Directions: Reproduce the records that follow exactly as they are written.

Records for processing:
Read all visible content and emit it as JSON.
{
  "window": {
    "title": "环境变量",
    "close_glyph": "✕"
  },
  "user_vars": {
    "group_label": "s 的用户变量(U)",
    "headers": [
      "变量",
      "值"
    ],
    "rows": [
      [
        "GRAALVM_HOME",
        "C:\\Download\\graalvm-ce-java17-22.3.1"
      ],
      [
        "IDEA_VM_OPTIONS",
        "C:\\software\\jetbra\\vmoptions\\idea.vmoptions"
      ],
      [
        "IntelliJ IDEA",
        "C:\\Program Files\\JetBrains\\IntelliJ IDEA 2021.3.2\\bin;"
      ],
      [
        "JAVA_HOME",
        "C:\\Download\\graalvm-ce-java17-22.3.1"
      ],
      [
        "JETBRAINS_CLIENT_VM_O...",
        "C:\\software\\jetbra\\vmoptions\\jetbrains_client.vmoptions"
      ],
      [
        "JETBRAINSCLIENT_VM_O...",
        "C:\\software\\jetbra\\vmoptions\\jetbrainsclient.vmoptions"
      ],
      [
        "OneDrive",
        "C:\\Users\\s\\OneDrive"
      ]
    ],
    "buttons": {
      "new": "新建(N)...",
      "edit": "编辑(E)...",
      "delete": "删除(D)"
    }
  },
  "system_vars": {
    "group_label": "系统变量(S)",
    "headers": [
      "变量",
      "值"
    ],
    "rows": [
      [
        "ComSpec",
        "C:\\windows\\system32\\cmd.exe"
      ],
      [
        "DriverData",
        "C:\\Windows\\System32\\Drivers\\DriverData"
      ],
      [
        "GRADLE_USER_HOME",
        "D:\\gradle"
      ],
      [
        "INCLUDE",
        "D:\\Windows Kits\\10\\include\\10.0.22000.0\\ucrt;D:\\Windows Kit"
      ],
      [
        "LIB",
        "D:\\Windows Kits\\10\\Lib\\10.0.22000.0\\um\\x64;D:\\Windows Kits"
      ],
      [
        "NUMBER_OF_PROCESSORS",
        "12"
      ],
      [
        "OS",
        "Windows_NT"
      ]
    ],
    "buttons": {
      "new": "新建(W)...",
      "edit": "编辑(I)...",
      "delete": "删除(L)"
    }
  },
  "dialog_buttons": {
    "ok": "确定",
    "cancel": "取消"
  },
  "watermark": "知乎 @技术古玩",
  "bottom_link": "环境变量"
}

Response:
Read all visible content and emit it as JSON.
{
  "window": {
    "title": "环境变量",
    "close_glyph": "✕"
  },
  "user_vars": {
    "group_label": "s 的用户变量(U)",
    "headers": [
      "变量",
      "值"
    ],
    "rows": [
      [
        "GRAALVM_HOME",
        "C:\\Download\\graalvm-ce-java17-22.3.1"
      ],
      [
        "IDEA_VM_OPTIONS",
        "C:\\software\\jetbra\\vmoptions\\idea.vmoptions"
      ],
      [
        "IntelliJ IDEA",
        "C:\\Program Files\\JetBrains\\IntelliJ IDEA 2021.3.2\\bin;"
      ],
      [
        "JAVA_HOME",
        "C:\\Download\\graalvm-ce-java17-22.3.1"
      ],
      [
        "JETBRAINS_CLIENT_VM_O...",
        "C:\\software\\jetbra\\vmoptions\\jetbrains_client.vmoptions"
      ],
      [
        "JETBRAINSCLIENT_VM_O...",
        "C:\\software\\jetbra\\vmoptions\\jetbrainsclient.vmoptions"
      ],
      [
        "OneDrive",
        "C:\\Users\\s\\OneDrive"
      ]
    ],
    "buttons": {
      "new": "新建(N)...",
      "edit": "编辑(E)...",
      "delete": "删除(D)"
    }
  },
  "system_vars": {
    "group_label": "系统变量(S)",
    "headers": [
      "变量",
      "值"
    ],
    "rows": [
      [
        "ComSpec",
        "C:\\windows\\system32\\cmd.exe"
      ],
      [
        "DriverData",
        "C:\\Windows\\System32\\Drivers\\DriverData"
      ],
      [
        "GRADLE_USER_HOME",
        "D:\\gradle"
      ],
      [
        "INCLUDE",
        "D:\\Windows Kits\\10\\include\\10.0.22000.0\\ucrt;D:\\Windows Kit"
      ],
      [
        "LIB",
        "D:\\Windows Kits\\10\\Lib\\10.0.22000.0\\um\\x64;D:\\Windows Kits"
      ],
      [
        "NUMBER_OF_PROCESSORS",
        "12"
      ],
      [
        "OS",
        "Windows_NT"
      ]
    ],
    "buttons": {
      "new": "新建(W)...",
      "edit": "编辑(I)...",
      "delete": "删除(L)"
    }
  },
  "dialog_buttons": {
    "ok": "确定",
    "cancel": "取消"
  },
  "watermark": "知乎 @技术古玩",
  "bottom_link": "环境变量"
}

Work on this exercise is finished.